Erika wants to sing so she doesn't marry Dominick right away, but she returns after realizing that sometimes being free means choosing not to go, but to stay. Anneliese and Julian, including Dominick and Erika, all have a double wedding together, and their cats, Serafina and Wolfie, have many, many, many kittens. They ride off happily together in their wedding carriage.

Voice cast[edit]


This film is the first musical in the series of Barbie CGI films. The entire soundtrack (including popular duets and the opening orchestral theme) can be found on the "Barbie Sings! The Princess Movie Song Collection" CD, released by Mattel in 2004.

The songs in the film are, in chronological order, as follows.

  1. Free - Performed by Julie Stevens (Erika) & Melissa Lyons (Anneliese)
  2. How Can I Refuse? - Performed by Martin Short (Preminger)
  3. Written in Your Heart (opening) - Performed by Julie Stevens (Erika)
  4. I Am a Girl Like You - Performed by Julie Stevens (Erika) & Melissa Lyons (Anneliese)
  5. To Be a Princess - Performed by Alessandro Juliani (Julian) & Julie Stevens (Erika)
  6. The Cat's Meow - Performed by Julie Stevens (Erika)
  7. If You Love Me for Me - Performed by Julie Stevens (Erika) & Mark Luna (Dominick)
  8. Written in Your Heart (finale) - Performed by Julie Stevens (Erika) & Melissa Lyons (Anneliese)
  9. I'm on My Way - Performed by Sara Niemietz


DVD Verdict called it "wholesome entertainment" with "sweet songs tunefully sung" though lacking in grown-up humor.[5] Entertainment Weekly scored it a B+, noting a generally "feminist" story, and DVD extras including seven sing-along tracks.[6] TV Guide scored it 2.5/4, praising the "peppy score" and classic story as distinguishing an otherwise "ordinary Mattel-icized version of the classic tale".[7]

Home Media release[edit]

The DVD and VHS was released on September 28, 2004 and distributed by Lionsgate Home Entertainment. The re-release was released on January 5, 2010 by Universal Studios. The DVD also included the film soundtrack.

Video game[edit]

A video game for Game Boy Advance, PC, and Macintosh was released in 2004 by Vivendi Universal. In the Game Boy Advance title, the plot follows that of the movie: players must thwart Preminger's attempt to take over the kingdom by marrying Anneliese. Players control four characters: Anneliese, Erika, Serafina, and Wolfie.


  1. ^ "Barbie as The Princess and the Pauper". Universal Pictures Home Entertainment.
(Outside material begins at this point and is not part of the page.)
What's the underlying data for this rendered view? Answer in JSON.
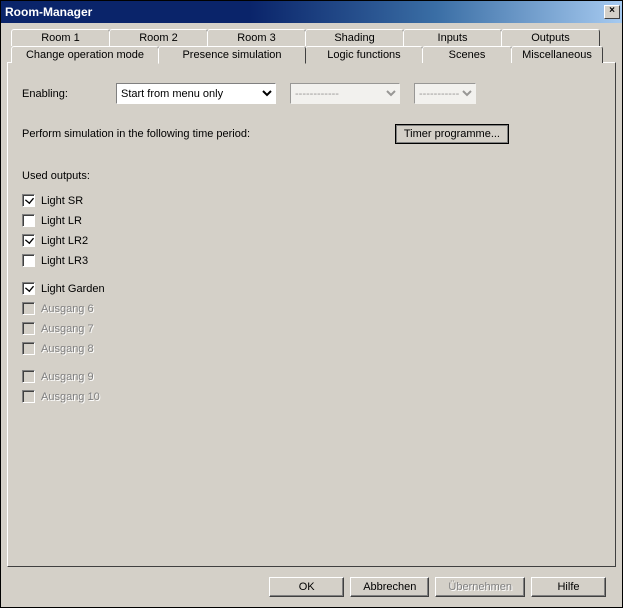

Retrieved 2018-01-24. 
  2. ^ Barbie as the Princess and the Pauper, retrieved 2018-01-24 
  3. ^ Lau, William (2004-09-28), Barbie as the Princess and the Pauper, Kelly Sheridan, Melissa Lyons, Julie Stevens, retrieved 2018-01-24 
  4. ^ "Barbie as the Princess and the Pauper". IMDb. Retrieved 23 January 2013. 
  5. ^ Steve Evans, "Barbie As The Princess And The Pauper" (Review), DVD Verdict, February 10th, 2005
  6. ^ Mandi Bierly, "Barbie As The Princess And The Pauper" (Review), Entertainment Weekly, Oct 01, 2004
  7. ^ Robert Pardi, "Barbie As The Princess And The Pauper" (Review), TV Guide

External links[edit]